BRIEF:
Each line from the one containing "Output a JSON" to the last line of the listing below is to be duplicated exactly, and no picture is to be carried over.

───── EXERCISE DATA ─────

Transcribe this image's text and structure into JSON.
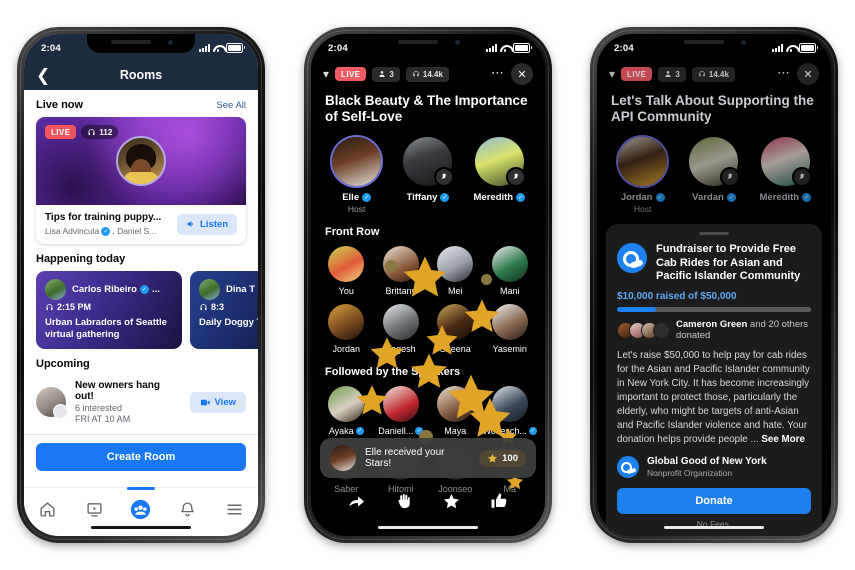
{
  "phone1": {
    "status": {
      "time": "2:04"
    },
    "nav": {
      "back_icon": "chevron-left-icon",
      "title": "Rooms"
    },
    "live_now": {
      "title": "Live now",
      "see_all": "See All"
    },
    "live_card": {
      "live_badge": "LIVE",
      "listener_count": "112",
      "headphone_icon": "headphones-icon",
      "title": "Tips for training puppy...",
      "subtitle_a": "Lisa Advincula",
      "subtitle_b": ", Daniel S...",
      "listen_label": "Listen",
      "speaker_icon": "speaker-icon"
    },
    "happening": {
      "title": "Happening today",
      "cards": [
        {
          "name": "Carlos Ribeiro",
          "name_suffix": "...",
          "time": "2:15 PM",
          "desc": "Urban Labradors of Seattle virtual gathering"
        },
        {
          "name": "Dina T",
          "time": "8:3",
          "desc": "Daily Doggy T"
        }
      ]
    },
    "upcoming": {
      "title": "Upcoming",
      "event": {
        "name": "New owners hang out!",
        "interested": "6 interested",
        "when": "FRI AT 10 AM",
        "view_label": "View",
        "video_icon": "video-camera-icon"
      }
    },
    "create_room_label": "Create Room",
    "tabs": [
      {
        "name": "home-icon",
        "active": false
      },
      {
        "name": "watch-icon",
        "active": false
      },
      {
        "name": "groups-icon",
        "active": true
      },
      {
        "name": "notifications-bell-icon",
        "active": false
      },
      {
        "name": "menu-hamburger-icon",
        "active": false
      }
    ]
  },
  "phone2": {
    "status": {
      "time": "2:04"
    },
    "roombar": {
      "chevron_icon": "chevron-down-icon",
      "live_badge": "LIVE",
      "people_count": "3",
      "people_icon": "person-icon",
      "listener_count": "14.4k",
      "headphone_icon": "headphones-icon",
      "more_icon": "ellipsis-icon",
      "close_icon": "close-x-icon"
    },
    "title": "Black Beauty & The Importance of Self-Love",
    "speakers": [
      {
        "name": "Elle",
        "role": "Host",
        "verified": true,
        "muted": false
      },
      {
        "name": "Tiffany",
        "role": "",
        "verified": true,
        "muted": true
      },
      {
        "name": "Meredith",
        "role": "",
        "verified": true,
        "muted": true
      }
    ],
    "front_row_title": "Front Row",
    "front_row": [
      [
        "You",
        "Brittany",
        "Mei",
        "Mani"
      ],
      [
        "Jordan",
        "Yogesh",
        "Sheena",
        "Yasemin"
      ]
    ],
    "followed_title": "Followed by the Speakers",
    "followed": [
      [
        {
          "n": "Ayaka",
          "v": true
        },
        {
          "n": "Daniell...",
          "v": true
        },
        {
          "n": "Maya",
          "v": false
        },
        {
          "n": "Wolfesch...",
          "v": true
        }
      ],
      [
        {
          "n": "Saber",
          "v": false
        },
        {
          "n": "Hitomi",
          "v": false
        },
        {
          "n": "Joonseo",
          "v": false
        },
        {
          "n": "Ma",
          "v": false
        }
      ]
    ],
    "toast": {
      "message": "Elle received your Stars!",
      "count": "100",
      "star_icon": "star-icon",
      "avatar": "elle-avatar"
    },
    "actions": [
      {
        "name": "share-arrow-icon"
      },
      {
        "name": "raise-hand-icon"
      },
      {
        "name": "send-star-icon"
      },
      {
        "name": "thumbs-up-icon"
      }
    ]
  },
  "phone3": {
    "status": {
      "time": "2:04"
    },
    "roombar": {
      "chevron_icon": "chevron-down-icon",
      "live_badge": "LIVE",
      "people_count": "3",
      "people_icon": "person-icon",
      "listener_count": "14.4k",
      "headphone_icon": "headphones-icon",
      "more_icon": "ellipsis-icon",
      "close_icon": "close-x-icon"
    },
    "title": "Let's Talk About Supporting the API Community",
    "speakers": [
      {
        "name": "Jordan",
        "role": "Host",
        "verified": true,
        "muted": false
      },
      {
        "name": "Vardan",
        "role": "",
        "verified": true,
        "muted": true
      },
      {
        "name": "Meredith",
        "role": "",
        "verified": true,
        "muted": true
      }
    ],
    "fundraiser": {
      "logo_icon": "charity-globe-icon",
      "title": "Fundraiser to Provide Free Cab Rides for Asian and Pacific Islander Community",
      "raised_text": "$10,000 raised of $50,000",
      "progress_percent": 20,
      "donors_bold": "Cameron Green",
      "donors_rest": " and 20 others donated",
      "body": "Let's raise $50,000 to help pay for cab rides for the Asian and Pacific Islander community in New York City. It has become increasingly important to protect those, particularly the elderly, who might be targets of anti-Asian and Pacific Islander violence and hate. Your donation helps provide people ... ",
      "see_more": "See More",
      "org_name": "Global Good of New York",
      "org_type": "Nonprofit Organization",
      "donate_label": "Donate",
      "no_fees": "No Fees."
    }
  },
  "colors": {
    "facebook_blue": "#1877f2",
    "live_red": "#ef5a63",
    "nav_navy": "#1d2b41",
    "star_gold": "#e0a526",
    "page_bg": "#ffffff"
  }
}
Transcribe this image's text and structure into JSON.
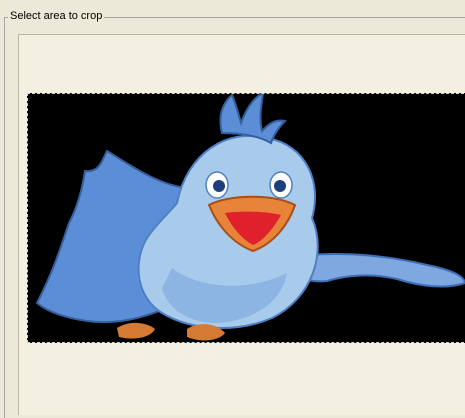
{
  "crop_group": {
    "label": "Select area to crop"
  },
  "image": {
    "subject": "blue-bird-illustration",
    "background_color": "#000000",
    "bird_colors": {
      "body": "#9cc4e8",
      "body_shadow": "#5d8fd0",
      "wing": "#5b8ed6",
      "beak_outer": "#e8833a",
      "mouth": "#e0202a",
      "eye_white": "#ffffff",
      "pupil": "#1f3f7a",
      "feet": "#d57a33"
    }
  }
}
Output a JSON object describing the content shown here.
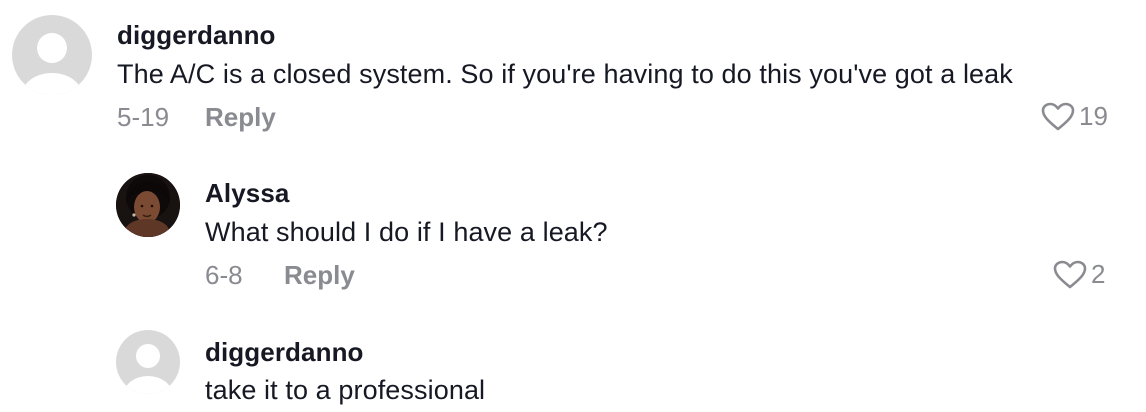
{
  "comments": [
    {
      "username": "diggerdanno",
      "text": "The A/C is a closed system. So if you're having to do this you've got a leak",
      "date": "5-19",
      "reply_label": "Reply",
      "likes": "19",
      "avatar": "default-avatar"
    },
    {
      "username": "Alyssa",
      "text": "What should I do if I have a leak?",
      "date": "6-8",
      "reply_label": "Reply",
      "likes": "2",
      "avatar": "photo-avatar"
    },
    {
      "username": "diggerdanno",
      "text": "take it to a professional",
      "avatar": "default-avatar"
    }
  ],
  "colors": {
    "text": "#161823",
    "muted": "#8a8b91",
    "avatar_bg": "#d9d9d9"
  }
}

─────

WRITTEN SOLUTION:
Output a JSON object describing the content shown here.
{
  "comments": [
    {
      "username": "diggerdanno",
      "text": "The A/C is a closed system. So if you're having to do this you've got a leak",
      "date": "5-19",
      "reply_label": "Reply",
      "likes": "19",
      "avatar": "default-avatar"
    },
    {
      "username": "Alyssa",
      "text": "What should I do if I have a leak?",
      "date": "6-8",
      "reply_label": "Reply",
      "likes": "2",
      "avatar": "photo-avatar"
    },
    {
      "username": "diggerdanno",
      "text": "take it to a professional",
      "avatar": "default-avatar"
    }
  ],
  "colors": {
    "text": "#161823",
    "muted": "#8a8b91",
    "avatar_bg": "#d9d9d9"
  }
}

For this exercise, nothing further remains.